• EXERCISE INSTRUCTIONS: If an entry holds a picture, leave the picture out and copy the rest of the listing exactly.

• EXCERPTED DATA:
○ ○ ○
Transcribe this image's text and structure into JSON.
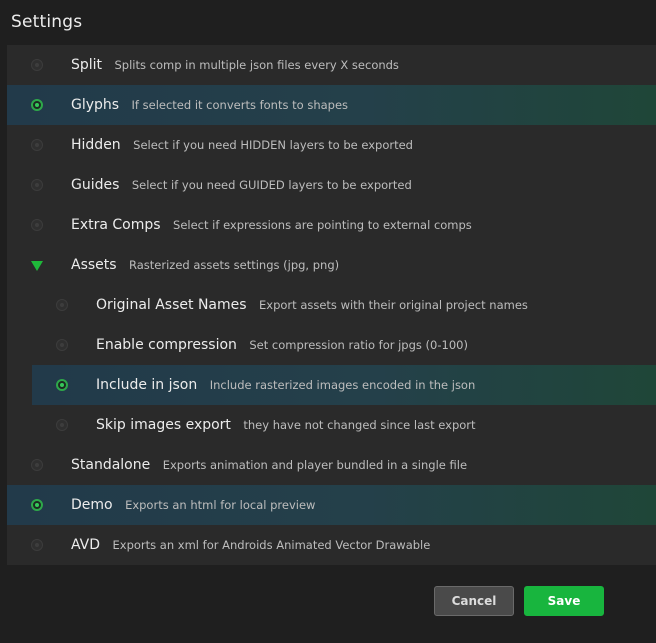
{
  "title": "Settings",
  "options": [
    {
      "name": "Split",
      "desc": "Splits comp in multiple json files every X seconds",
      "selected": false
    },
    {
      "name": "Glyphs",
      "desc": "If selected it converts fonts to shapes",
      "selected": true
    },
    {
      "name": "Hidden",
      "desc": "Select if you need HIDDEN layers to be exported",
      "selected": false
    },
    {
      "name": "Guides",
      "desc": "Select if you need GUIDED layers to be exported",
      "selected": false
    },
    {
      "name": "Extra Comps",
      "desc": "Select if expressions are pointing to external comps",
      "selected": false
    },
    {
      "name": "Assets",
      "desc": "Rasterized assets settings (jpg, png)",
      "expanded": true
    },
    {
      "name": "Original Asset Names",
      "desc": "Export assets with their original project names",
      "selected": false
    },
    {
      "name": "Enable compression",
      "desc": "Set compression ratio for jpgs (0-100)",
      "selected": false
    },
    {
      "name": "Include in json",
      "desc": "Include rasterized images encoded in the json",
      "selected": true
    },
    {
      "name": "Skip images export",
      "desc": "they have not changed since last export",
      "selected": false
    },
    {
      "name": "Standalone",
      "desc": "Exports animation and player bundled in a single file",
      "selected": false
    },
    {
      "name": "Demo",
      "desc": "Exports an html for local preview",
      "selected": true
    },
    {
      "name": "AVD",
      "desc": "Exports an xml for Androids Animated Vector Drawable",
      "selected": false
    }
  ],
  "buttons": {
    "cancel": "Cancel",
    "save": "Save"
  },
  "colors": {
    "accent": "#18b53e",
    "selected_row_start": "#223a4a",
    "selected_row_end": "#1f4638"
  }
}
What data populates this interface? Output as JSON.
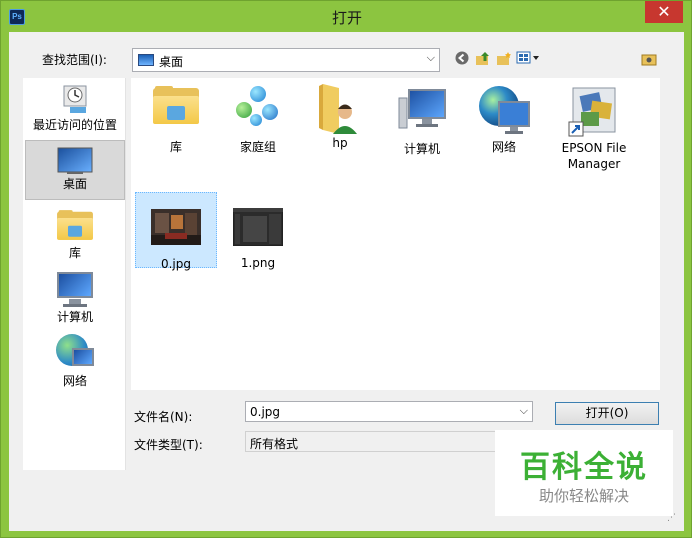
{
  "window": {
    "app_icon_text": "Ps",
    "title": "打开",
    "close_glyph": "✕"
  },
  "lookin": {
    "label": "查找范围(I):",
    "value": "桌面",
    "arrow": "⌵"
  },
  "toolbar": {
    "icons": [
      "back-icon",
      "up-folder-icon",
      "new-folder-icon",
      "view-menu-icon",
      "preview-icon"
    ]
  },
  "places": [
    {
      "label": "最近访问的位置",
      "icon": "recent-places-icon"
    },
    {
      "label": "桌面",
      "icon": "desktop-icon",
      "selected": true
    },
    {
      "label": "库",
      "icon": "library-icon"
    },
    {
      "label": "计算机",
      "icon": "computer-icon"
    },
    {
      "label": "网络",
      "icon": "network-icon"
    }
  ],
  "files": [
    {
      "label": "库",
      "icon": "library-folder-icon"
    },
    {
      "label": "家庭组",
      "icon": "homegroup-icon"
    },
    {
      "label": "hp",
      "icon": "user-folder-icon"
    },
    {
      "label": "计算机",
      "icon": "computer-icon"
    },
    {
      "label": "网络",
      "icon": "network-icon"
    },
    {
      "label": "EPSON File Manager",
      "icon": "epson-shortcut-icon"
    },
    {
      "label": "0.jpg",
      "icon": "image-thumbnail",
      "selected": true
    },
    {
      "label": "1.png",
      "icon": "image-thumbnail"
    }
  ],
  "filename": {
    "label": "文件名(N):",
    "value": "0.jpg"
  },
  "filetype": {
    "label": "文件类型(T):",
    "value": "所有格式"
  },
  "buttons": {
    "open": "打开(O)"
  },
  "watermark": {
    "brand": "百科全说",
    "tagline": "助你轻松解决"
  },
  "colors": {
    "frame": "#8cc540",
    "close": "#c7372f",
    "selection": "#cce8ff",
    "watermark_green": "#3cb035"
  }
}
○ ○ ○
• ANSWER SECTION:
Transcribe this image's text and structure into JSON.
{
  "title": "Settings",
  "options": [
    {
      "name": "Split",
      "desc": "Splits comp in multiple json files every X seconds",
      "selected": false
    },
    {
      "name": "Glyphs",
      "desc": "If selected it converts fonts to shapes",
      "selected": true
    },
    {
      "name": "Hidden",
      "desc": "Select if you need HIDDEN layers to be exported",
      "selected": false
    },
    {
      "name": "Guides",
      "desc": "Select if you need GUIDED layers to be exported",
      "selected": false
    },
    {
      "name": "Extra Comps",
      "desc": "Select if expressions are pointing to external comps",
      "selected": false
    },
    {
      "name": "Assets",
      "desc": "Rasterized assets settings (jpg, png)",
      "expanded": true
    },
    {
      "name": "Original Asset Names",
      "desc": "Export assets with their original project names",
      "selected": false
    },
    {
      "name": "Enable compression",
      "desc": "Set compression ratio for jpgs (0-100)",
      "selected": false
    },
    {
      "name": "Include in json",
      "desc": "Include rasterized images encoded in the json",
      "selected": true
    },
    {
      "name": "Skip images export",
      "desc": "they have not changed since last export",
      "selected": false
    },
    {
      "name": "Standalone",
      "desc": "Exports animation and player bundled in a single file",
      "selected": false
    },
    {
      "name": "Demo",
      "desc": "Exports an html for local preview",
      "selected": true
    },
    {
      "name": "AVD",
      "desc": "Exports an xml for Androids Animated Vector Drawable",
      "selected": false
    }
  ],
  "buttons": {
    "cancel": "Cancel",
    "save": "Save"
  },
  "colors": {
    "accent": "#18b53e",
    "selected_row_start": "#223a4a",
    "selected_row_end": "#1f4638"
  }
}
What data populates this interface? Output as JSON.
{
  "window": {
    "app_icon_text": "Ps",
    "title": "打开",
    "close_glyph": "✕"
  },
  "lookin": {
    "label": "查找范围(I):",
    "value": "桌面",
    "arrow": "⌵"
  },
  "toolbar": {
    "icons": [
      "back-icon",
      "up-folder-icon",
      "new-folder-icon",
      "view-menu-icon",
      "preview-icon"
    ]
  },
  "places": [
    {
      "label": "最近访问的位置",
      "icon": "recent-places-icon"
    },
    {
      "label": "桌面",
      "icon": "desktop-icon",
      "selected": true
    },
    {
      "label": "库",
      "icon": "library-icon"
    },
    {
      "label": "计算机",
      "icon": "computer-icon"
    },
    {
      "label": "网络",
      "icon": "network-icon"
    }
  ],
  "files": [
    {
      "label": "库",
      "icon": "library-folder-icon"
    },
    {
      "label": "家庭组",
      "icon": "homegroup-icon"
    },
    {
      "label": "hp",
      "icon": "user-folder-icon"
    },
    {
      "label": "计算机",
      "icon": "computer-icon"
    },
    {
      "label": "网络",
      "icon": "network-icon"
    },
    {
      "label": "EPSON File Manager",
      "icon": "epson-shortcut-icon"
    },
    {
      "label": "0.jpg",
      "icon": "image-thumbnail",
      "selected": true
    },
    {
      "label": "1.png",
      "icon": "image-thumbnail"
    }
  ],
  "filename": {
    "label": "文件名(N):",
    "value": "0.jpg"
  },
  "filetype": {
    "label": "文件类型(T):",
    "value": "所有格式"
  },
  "buttons": {
    "open": "打开(O)"
  },
  "watermark": {
    "brand": "百科全说",
    "tagline": "助你轻松解决"
  },
  "colors": {
    "frame": "#8cc540",
    "close": "#c7372f",
    "selection": "#cce8ff",
    "watermark_green": "#3cb035"
  }
}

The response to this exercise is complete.